During Reconstruction and the era of the 14th Amendment, states and localities drew on this ancient tradition of protecting the public sphere by passing a variety of laws limiting where guns were allowed. Oklahoma’s law is illuminating in this respect:
It shall be unlawful for any person, except a peace officer, to carry into any church or religious assembly, any school room or other place where persons are assembled for public worship, for amusement, or for educational or scientific purposes, or into any circus, show or public exhibition of any kind, or into any ball room, or to any party or social gathering, or to any election, or to any place where intoxicating liquors are sold, or to any political convention, or to any other public assembly, any of the weapons designated in sections one and two of this article.

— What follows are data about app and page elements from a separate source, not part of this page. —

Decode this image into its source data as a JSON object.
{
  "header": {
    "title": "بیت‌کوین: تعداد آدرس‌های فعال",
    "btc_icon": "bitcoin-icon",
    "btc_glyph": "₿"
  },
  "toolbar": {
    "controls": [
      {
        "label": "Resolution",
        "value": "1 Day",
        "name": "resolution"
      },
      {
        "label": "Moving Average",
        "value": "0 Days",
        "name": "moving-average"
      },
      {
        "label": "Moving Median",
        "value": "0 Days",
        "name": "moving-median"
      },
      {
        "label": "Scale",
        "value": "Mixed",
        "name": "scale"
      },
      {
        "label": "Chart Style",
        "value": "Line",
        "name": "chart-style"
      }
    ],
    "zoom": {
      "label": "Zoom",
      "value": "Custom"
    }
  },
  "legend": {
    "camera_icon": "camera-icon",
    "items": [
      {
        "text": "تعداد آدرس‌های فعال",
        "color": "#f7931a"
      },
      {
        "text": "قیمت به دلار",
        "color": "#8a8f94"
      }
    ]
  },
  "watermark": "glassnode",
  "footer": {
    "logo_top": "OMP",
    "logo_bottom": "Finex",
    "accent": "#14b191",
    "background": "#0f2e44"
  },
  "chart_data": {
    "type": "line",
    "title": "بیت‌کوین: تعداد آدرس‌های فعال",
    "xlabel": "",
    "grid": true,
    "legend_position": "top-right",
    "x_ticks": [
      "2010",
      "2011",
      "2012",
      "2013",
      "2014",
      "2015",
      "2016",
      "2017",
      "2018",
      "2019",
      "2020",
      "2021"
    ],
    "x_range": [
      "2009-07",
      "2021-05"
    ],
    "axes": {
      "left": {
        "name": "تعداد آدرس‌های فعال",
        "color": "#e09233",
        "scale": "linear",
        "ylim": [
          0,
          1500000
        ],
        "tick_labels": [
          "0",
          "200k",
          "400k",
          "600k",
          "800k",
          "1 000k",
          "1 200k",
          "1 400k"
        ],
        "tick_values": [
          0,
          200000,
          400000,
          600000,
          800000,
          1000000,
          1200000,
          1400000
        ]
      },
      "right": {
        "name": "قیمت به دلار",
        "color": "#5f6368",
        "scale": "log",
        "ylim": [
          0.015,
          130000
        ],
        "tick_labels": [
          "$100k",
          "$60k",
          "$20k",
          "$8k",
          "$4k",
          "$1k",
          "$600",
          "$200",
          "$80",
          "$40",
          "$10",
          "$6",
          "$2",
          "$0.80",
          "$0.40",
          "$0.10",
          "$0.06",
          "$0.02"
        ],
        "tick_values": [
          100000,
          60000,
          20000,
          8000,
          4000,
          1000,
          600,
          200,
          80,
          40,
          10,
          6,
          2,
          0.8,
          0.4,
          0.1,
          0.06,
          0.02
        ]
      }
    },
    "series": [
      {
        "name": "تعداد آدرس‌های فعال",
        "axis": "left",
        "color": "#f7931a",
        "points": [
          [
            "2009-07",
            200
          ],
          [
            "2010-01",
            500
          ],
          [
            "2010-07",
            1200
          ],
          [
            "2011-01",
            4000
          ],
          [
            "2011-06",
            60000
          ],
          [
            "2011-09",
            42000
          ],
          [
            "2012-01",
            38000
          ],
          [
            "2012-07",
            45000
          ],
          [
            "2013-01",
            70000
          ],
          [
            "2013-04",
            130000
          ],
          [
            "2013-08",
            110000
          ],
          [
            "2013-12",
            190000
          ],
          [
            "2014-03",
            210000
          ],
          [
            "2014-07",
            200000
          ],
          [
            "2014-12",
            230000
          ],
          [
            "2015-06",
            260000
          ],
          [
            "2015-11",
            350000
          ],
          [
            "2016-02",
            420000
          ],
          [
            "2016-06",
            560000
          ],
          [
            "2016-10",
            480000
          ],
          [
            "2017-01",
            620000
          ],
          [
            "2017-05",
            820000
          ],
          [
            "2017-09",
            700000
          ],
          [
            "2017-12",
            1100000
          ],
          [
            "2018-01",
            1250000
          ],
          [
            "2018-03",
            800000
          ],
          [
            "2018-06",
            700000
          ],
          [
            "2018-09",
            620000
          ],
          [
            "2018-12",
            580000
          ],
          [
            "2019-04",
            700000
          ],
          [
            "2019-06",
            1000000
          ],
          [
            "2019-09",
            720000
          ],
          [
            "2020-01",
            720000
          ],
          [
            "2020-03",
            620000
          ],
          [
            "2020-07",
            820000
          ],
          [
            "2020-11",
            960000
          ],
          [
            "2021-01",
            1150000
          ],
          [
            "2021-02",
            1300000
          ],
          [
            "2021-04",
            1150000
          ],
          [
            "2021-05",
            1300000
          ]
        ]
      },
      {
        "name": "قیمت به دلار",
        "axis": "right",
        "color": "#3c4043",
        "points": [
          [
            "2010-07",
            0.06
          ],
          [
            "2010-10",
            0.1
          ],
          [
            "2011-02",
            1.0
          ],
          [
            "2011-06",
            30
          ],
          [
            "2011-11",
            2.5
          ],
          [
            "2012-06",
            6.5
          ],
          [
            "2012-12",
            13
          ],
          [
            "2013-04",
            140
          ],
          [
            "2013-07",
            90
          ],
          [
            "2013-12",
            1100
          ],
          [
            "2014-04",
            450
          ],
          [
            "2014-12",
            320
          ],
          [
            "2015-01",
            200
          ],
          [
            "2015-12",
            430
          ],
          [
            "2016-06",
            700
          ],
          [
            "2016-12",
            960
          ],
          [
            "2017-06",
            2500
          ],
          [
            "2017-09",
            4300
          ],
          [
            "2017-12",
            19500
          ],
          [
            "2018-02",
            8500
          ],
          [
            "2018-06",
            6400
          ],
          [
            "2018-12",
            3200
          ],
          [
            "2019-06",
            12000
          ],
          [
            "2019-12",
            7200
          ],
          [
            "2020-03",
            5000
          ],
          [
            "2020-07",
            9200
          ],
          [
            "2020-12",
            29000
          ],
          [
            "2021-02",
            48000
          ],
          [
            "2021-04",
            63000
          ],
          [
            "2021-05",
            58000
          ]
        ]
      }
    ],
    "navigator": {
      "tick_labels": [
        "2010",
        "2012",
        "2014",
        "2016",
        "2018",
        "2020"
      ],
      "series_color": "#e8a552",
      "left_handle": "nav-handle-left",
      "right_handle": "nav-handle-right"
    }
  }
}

New York’s permit law was modeled on laws enacted during Reconstruction. Under any serious originalist analysis, this fact alone would render them presumptively lawful under the Heller/McDonald history, text, and tradition mode of analysis. Dozens of similar laws were passed in towns and cities across America. At the time they were passed, these laws were all understood to be consistent with the Second Amendment. Moreover, recent historical research has demonstrated that these laws were vigorously enforced and applied in a racially neutral manner until the era of Jim Crow, when Southern racists used them to dismantle Reconstruction, often at the barrel of a gun. The notion that these laws are now suddenly unconstitutional because today’s justices find that they are hard to reconcile with their modern ideas about rights makes a mockery of originalism; it does not vindicate it. This is little more than right-wing living constitutionalism for guns.
The oral argument in Bruen demonstrates that the conservative wing of the court is not sincerely interested in history, text, and tradition if the evidence cuts against them. What they are intent on doing is vindicating gun rights, rewarding the base of the Republican Party, and recasting the scope of the Second Amendment so that it resembles other modern rights transformed by the Warren Court and left-leaning champions of a living constitution. In his opening remarks, Paul Clement correctly noted that the current scope of Second Amendment rights does not match the robustness of modern First Amendment rights or criminal procedure rights. But the operative word here is modern. The original understandings of the First Amendment and criminal procedure rights, both in the founding era and the period of Reconstruction, were anemic by contemporary standards. There is nothing inherently wrong with Republicans and their Federalist Society–groomed justices supersizing the Second Amendment. The left got its supersized rights in the 1960s, so now it is the right’s turn. The one thing such an approach is not consistent with is the right’s claim that originalism is principled, neutral, and intellectually rigorous.